Innovation runs through the soil of Lancaster Farms. It’s been there since the beginning, when Charlie Parkerson founded into the Suffolk, Va. wholesale nursery in 1969. There’s even an entire section in “That Ain’t No Deal,” the book Charlie wrote with his son and current owner and CEO of Lancaster Farms, Art Parkerson, that is dedicated to innovation. It stems from a healthy disdain for the status quo.
Innovation sounds difficult. And in some cases, it is. Trying to come up with a big, innovative idea can be daunting. But the crew at Lancaster Farms look at it differently. They know the big ideas are driven by small changes. And what is innovation if not simply change for the better?
Try the ‘wrong’ tool
One of Charlie Parkerson’s most popular inventions is the motorcycle pruner. As with every innovation, it started with a problem. When plants need to be trimmed, nurseries would send a crew of workers equipped with hedge shears to prune every single plant. The job is physically demanding, time-consuming, and often resulted in a crop that lacked uniformity.
After experimenting with several types of shears on wheels, the big idea came. What if they could drive a lawnmower over the plants? Parkerson took a motorcycle, replaced the engine with a variable-speed motor powered by a generator, and built a sidecar that held two lawnmowers suspended at an adjustable height. The motorcycle pruner straddled the bed, and the spinning blades created a much more uniform crop. It was so much faster, the nursery could prune more often, producing a better plant.
Art Parkerson says the nursery still uses the same motorcycle. They’ve had to replace lawnmowers and blades from time to time, and with two farms and about 290 acres in production, the device is often in demand. But it wouldn’t work at all without a fanatical focus on the production process.
Lancaster Farms president and general manager Chris Brown says planning exactly where each plant will be placed is vital for innovations like the motorcycle pruner to work. Brown and his team plan the configuration of each growing area at the beginning of each year.
“It’s all set up so you touch a plant as few times as possible before you sell it,” he says. “All your processes build on that same premise of how many times you touch the plant.

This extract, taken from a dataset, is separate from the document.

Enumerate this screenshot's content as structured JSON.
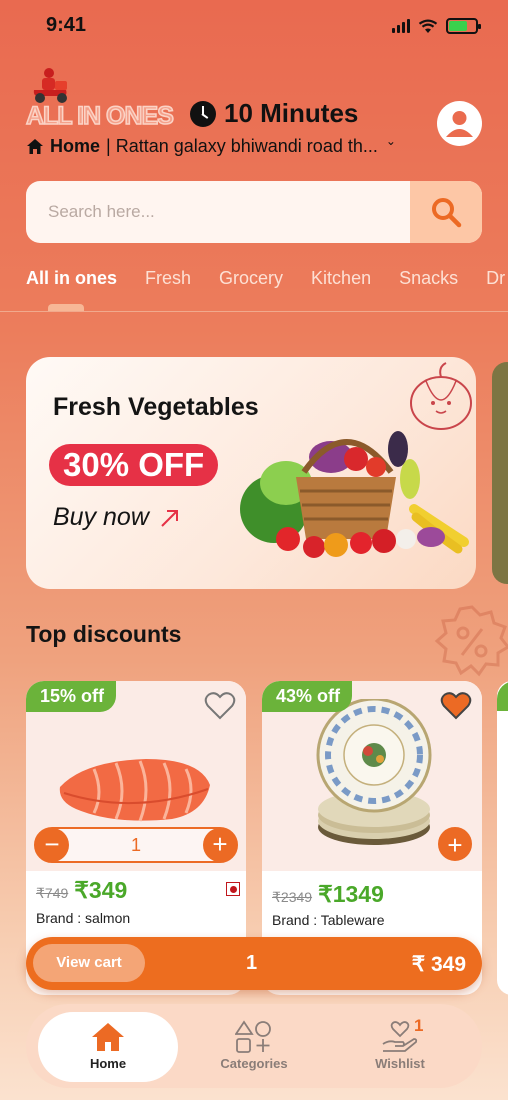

If you set your plants down in the wrong place with the wrong water environment and the wrong sun environment, you’re going to have to pick them up and move them again or you’re going to have massive losses.”

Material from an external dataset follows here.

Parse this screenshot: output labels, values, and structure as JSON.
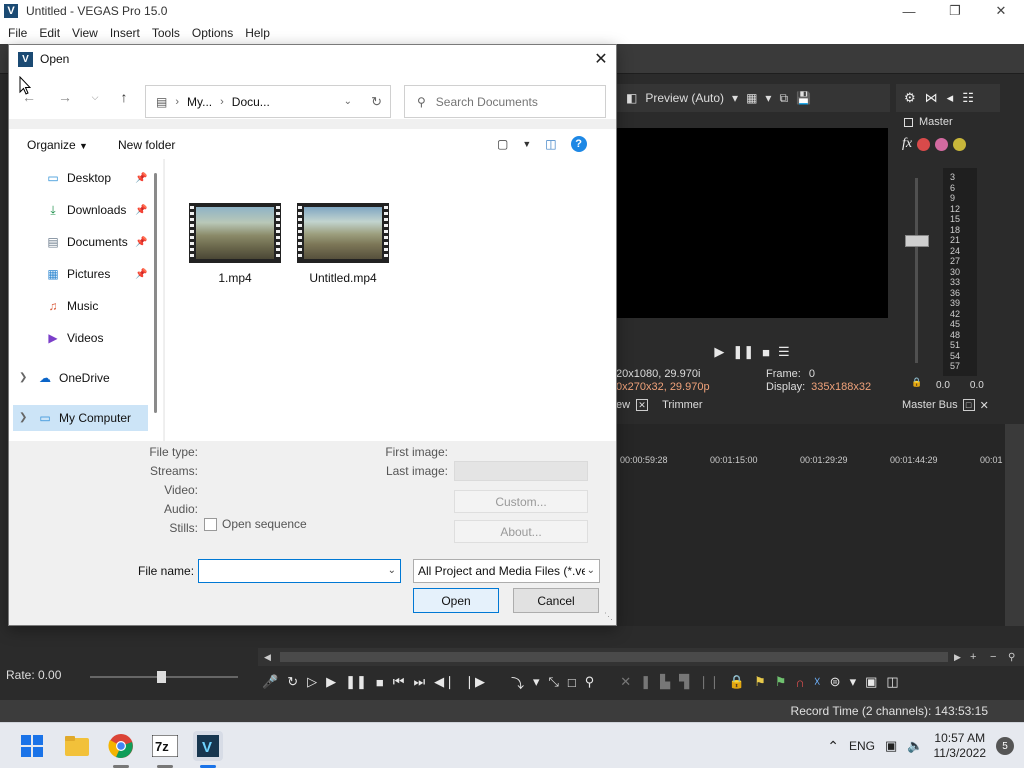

Another consequence if those plants aren’t set down in the right spot: the motorcycle pruner won’t be able to do what it was meant to do.
“That’s one person pruning 5,000 to 10,000 plants in 20 minutes,” Brown says. “It’s a single-man job. But it can’t happen unless the plants are spaced properly.”
Small drives the big
A much more recent innovation at Lancaster Farms is the pot washer. This innovation came from an experience Brown had when he started touring garden centers. As a production guy, he had always been much more concerned with the plant in the pot than the pot itself. On a tour, he noticed the way a dirty plastic pot stood out in a crowd of bright, shiny branded pots. Then he realized the offending pot shipped from his nursery. So they built a “car wash” station for the containers and bolted it onto a custom-made conveyor belt. Now, the pots are clean when they’re tagged and placed on racks for shipping. It’s a simple concept that has a big impact on Lancaster Farms’ retail garden center customers.
Another small change that was a big help for the nursery was replacing gravel roads throughout the farm with recycled asphalt. Old or broken asphalt is now taken to recycling plants where it is crushed down and screened. Parkerson says the product holds up a lot better than gravel at half the cost. Gravel itself isn’t expensive, but hauling it is. If a nursery owner is tired of paying the freight, Parkerson says they should look into recycled asphalt.
Science on your side
Sometimes innovation needs to come from outside your organization. Lancaster Farms has a history of collaborating with researchers in the horticulture field. When developing their West farm, Brown and Parkerson worked extensively with Dr. Chuanxue Hong, a professor at Virginia Tech University’s Department of Plant Pathology, Physiology, and Weed Science. Hong, who works out of the Hampton Roads Agricultural Research and Extension Center, is a phytophthora expert who specializes in recycled water quality and treatment.
“Dr. Hong’s footprints are all over this location,” Brown says.
The danger in irrigating with recycled water is the threat of phytophthora or other pathogens. The key point was that the farther the water has to travel, the less likely those pathogens will survive the journey. And if you slow the movement of water down, the pathogen will sink to the bottom and die before it reaches the nursery’s pump station. That’s easier said than done.
“Under normal water conditions in nursery production, if you’re designing a nursery like a parking lot, there’s nothing slow about rain,” Brown says.
Because it was a brand-new facility, Lancaster Farms had the chance to set it up just right. They worked with Hong to develop a system of grass barriers and buffers, and strategically-placed canals to slow down the flow, and the nursery has been able to recapture 95 percent of its water.
For more: www.lancasterfarms.com